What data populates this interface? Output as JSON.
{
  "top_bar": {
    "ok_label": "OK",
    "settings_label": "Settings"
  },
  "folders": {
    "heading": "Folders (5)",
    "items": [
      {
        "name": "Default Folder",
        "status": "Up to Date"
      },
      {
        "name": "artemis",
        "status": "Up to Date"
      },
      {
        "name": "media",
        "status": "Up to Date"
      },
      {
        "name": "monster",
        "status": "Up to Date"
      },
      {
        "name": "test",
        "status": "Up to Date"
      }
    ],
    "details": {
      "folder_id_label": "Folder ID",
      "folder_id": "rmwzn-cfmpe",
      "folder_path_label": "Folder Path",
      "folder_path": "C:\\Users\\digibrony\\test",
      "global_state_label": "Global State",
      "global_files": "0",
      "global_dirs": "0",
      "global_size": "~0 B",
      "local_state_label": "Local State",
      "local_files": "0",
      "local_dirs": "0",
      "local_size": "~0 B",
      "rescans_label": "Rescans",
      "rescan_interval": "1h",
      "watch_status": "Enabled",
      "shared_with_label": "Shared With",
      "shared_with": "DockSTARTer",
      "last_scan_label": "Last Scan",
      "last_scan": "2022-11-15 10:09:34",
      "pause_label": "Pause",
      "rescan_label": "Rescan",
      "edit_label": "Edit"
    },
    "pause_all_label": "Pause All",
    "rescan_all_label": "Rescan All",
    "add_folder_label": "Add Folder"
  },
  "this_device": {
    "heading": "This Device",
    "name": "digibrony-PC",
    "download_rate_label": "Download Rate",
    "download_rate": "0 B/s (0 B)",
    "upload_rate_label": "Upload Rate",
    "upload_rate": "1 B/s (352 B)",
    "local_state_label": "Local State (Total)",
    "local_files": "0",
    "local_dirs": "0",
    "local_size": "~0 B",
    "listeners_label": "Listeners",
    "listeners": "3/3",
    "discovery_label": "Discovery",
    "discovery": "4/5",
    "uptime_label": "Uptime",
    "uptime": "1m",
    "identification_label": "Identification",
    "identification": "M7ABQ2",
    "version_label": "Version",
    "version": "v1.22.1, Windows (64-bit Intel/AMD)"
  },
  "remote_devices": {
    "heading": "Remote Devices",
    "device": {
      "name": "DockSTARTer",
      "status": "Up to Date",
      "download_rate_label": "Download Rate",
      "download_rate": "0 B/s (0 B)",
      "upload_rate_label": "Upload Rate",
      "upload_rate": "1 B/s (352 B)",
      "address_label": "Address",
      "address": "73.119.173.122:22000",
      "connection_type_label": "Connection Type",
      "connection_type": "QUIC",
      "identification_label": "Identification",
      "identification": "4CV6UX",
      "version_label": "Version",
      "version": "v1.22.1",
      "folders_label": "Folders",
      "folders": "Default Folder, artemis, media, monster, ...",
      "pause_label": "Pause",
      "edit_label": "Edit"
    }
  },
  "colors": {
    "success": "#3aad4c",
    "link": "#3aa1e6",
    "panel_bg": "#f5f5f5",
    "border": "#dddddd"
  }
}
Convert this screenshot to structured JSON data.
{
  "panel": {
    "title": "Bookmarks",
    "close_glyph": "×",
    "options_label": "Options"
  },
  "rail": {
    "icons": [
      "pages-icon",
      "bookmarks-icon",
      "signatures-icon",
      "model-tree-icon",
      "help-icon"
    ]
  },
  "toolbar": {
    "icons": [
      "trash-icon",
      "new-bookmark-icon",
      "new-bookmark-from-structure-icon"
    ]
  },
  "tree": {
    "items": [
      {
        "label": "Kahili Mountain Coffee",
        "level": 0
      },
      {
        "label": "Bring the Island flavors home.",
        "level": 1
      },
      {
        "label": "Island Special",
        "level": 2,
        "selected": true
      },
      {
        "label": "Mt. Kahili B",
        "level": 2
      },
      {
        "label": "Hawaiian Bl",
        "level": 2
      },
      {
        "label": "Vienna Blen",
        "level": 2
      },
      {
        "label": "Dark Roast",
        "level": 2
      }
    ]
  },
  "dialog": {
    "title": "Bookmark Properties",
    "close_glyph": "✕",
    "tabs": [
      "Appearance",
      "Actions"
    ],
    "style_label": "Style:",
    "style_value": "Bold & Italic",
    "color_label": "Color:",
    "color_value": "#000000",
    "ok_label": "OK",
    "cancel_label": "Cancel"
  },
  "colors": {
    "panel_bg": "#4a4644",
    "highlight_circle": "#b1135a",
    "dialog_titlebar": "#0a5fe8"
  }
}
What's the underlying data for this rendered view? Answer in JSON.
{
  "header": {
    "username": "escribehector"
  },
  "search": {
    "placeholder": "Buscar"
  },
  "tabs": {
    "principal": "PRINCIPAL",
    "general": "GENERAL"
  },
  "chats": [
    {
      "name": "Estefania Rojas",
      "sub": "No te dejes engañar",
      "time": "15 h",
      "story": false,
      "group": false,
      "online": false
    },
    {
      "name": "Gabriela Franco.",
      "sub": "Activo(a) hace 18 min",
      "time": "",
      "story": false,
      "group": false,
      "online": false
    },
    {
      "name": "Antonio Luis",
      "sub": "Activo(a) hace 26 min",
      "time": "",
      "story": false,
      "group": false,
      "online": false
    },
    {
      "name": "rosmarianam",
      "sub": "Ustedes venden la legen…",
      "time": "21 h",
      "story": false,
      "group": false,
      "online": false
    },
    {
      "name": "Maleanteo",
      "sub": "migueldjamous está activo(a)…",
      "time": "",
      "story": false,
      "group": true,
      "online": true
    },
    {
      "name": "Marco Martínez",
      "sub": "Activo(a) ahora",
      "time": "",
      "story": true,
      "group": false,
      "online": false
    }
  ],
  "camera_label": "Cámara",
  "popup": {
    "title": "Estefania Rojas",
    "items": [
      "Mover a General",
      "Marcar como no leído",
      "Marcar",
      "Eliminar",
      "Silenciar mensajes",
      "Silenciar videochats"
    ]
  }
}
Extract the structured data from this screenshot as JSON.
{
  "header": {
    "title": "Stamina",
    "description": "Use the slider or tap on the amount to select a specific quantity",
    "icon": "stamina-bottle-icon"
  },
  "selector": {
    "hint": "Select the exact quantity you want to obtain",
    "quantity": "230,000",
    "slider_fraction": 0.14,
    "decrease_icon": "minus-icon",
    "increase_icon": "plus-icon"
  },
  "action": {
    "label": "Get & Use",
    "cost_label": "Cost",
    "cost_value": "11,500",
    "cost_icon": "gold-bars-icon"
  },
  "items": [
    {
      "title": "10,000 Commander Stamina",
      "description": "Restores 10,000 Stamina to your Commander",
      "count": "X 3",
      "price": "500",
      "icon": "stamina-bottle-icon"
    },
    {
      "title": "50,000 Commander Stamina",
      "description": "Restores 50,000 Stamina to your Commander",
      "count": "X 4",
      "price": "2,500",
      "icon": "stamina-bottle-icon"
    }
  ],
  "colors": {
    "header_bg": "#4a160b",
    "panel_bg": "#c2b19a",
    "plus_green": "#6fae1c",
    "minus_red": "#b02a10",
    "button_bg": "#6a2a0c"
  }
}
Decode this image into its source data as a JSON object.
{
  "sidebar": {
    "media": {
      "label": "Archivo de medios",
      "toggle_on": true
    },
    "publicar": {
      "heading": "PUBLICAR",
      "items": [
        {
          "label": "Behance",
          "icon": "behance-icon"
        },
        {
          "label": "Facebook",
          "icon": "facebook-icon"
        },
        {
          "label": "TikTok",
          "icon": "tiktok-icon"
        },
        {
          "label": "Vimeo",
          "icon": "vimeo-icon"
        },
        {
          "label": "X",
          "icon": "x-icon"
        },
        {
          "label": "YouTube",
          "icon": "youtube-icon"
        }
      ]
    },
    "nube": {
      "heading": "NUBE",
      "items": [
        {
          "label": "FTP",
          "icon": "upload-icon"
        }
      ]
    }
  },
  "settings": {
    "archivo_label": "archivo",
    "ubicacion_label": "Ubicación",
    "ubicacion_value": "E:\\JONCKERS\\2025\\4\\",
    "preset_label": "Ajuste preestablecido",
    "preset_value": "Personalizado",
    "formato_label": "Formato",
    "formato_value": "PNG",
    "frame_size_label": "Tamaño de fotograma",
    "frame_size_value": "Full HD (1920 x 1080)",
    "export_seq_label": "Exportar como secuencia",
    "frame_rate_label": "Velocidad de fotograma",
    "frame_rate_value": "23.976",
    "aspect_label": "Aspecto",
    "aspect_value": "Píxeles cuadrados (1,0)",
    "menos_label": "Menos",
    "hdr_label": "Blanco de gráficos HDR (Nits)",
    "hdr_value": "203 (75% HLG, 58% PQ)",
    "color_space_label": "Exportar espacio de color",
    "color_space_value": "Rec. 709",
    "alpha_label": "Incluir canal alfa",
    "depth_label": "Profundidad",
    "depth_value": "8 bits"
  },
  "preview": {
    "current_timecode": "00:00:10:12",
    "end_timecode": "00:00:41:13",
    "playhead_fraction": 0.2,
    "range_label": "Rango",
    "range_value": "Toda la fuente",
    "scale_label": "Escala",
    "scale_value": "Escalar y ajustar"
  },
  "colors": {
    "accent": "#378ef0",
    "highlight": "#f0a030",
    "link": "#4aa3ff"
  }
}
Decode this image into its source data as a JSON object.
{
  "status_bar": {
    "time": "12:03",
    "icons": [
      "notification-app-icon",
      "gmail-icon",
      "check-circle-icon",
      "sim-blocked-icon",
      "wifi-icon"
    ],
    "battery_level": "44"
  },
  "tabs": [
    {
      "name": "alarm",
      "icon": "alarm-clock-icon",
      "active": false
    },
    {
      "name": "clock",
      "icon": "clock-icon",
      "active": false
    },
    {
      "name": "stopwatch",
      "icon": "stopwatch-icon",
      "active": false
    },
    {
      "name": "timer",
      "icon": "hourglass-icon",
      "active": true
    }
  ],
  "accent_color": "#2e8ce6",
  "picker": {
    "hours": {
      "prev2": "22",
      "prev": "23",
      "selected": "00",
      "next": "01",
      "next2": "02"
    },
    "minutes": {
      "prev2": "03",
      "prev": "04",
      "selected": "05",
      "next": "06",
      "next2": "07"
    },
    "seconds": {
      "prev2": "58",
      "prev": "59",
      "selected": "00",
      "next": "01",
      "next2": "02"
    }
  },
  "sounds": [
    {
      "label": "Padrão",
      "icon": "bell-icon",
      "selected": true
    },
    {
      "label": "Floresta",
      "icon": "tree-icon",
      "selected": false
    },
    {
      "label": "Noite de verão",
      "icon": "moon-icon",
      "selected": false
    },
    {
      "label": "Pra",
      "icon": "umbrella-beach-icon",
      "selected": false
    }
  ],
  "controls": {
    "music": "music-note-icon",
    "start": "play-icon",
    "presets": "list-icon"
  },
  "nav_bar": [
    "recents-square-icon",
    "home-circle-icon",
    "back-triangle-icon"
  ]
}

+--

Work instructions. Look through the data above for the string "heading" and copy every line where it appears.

Output for this task.
    "heading": "Folders (5)",
    "heading": "This Device",
    "heading": "Remote Devices",
      "heading": "PUBLICAR",
      "heading": "NUBE",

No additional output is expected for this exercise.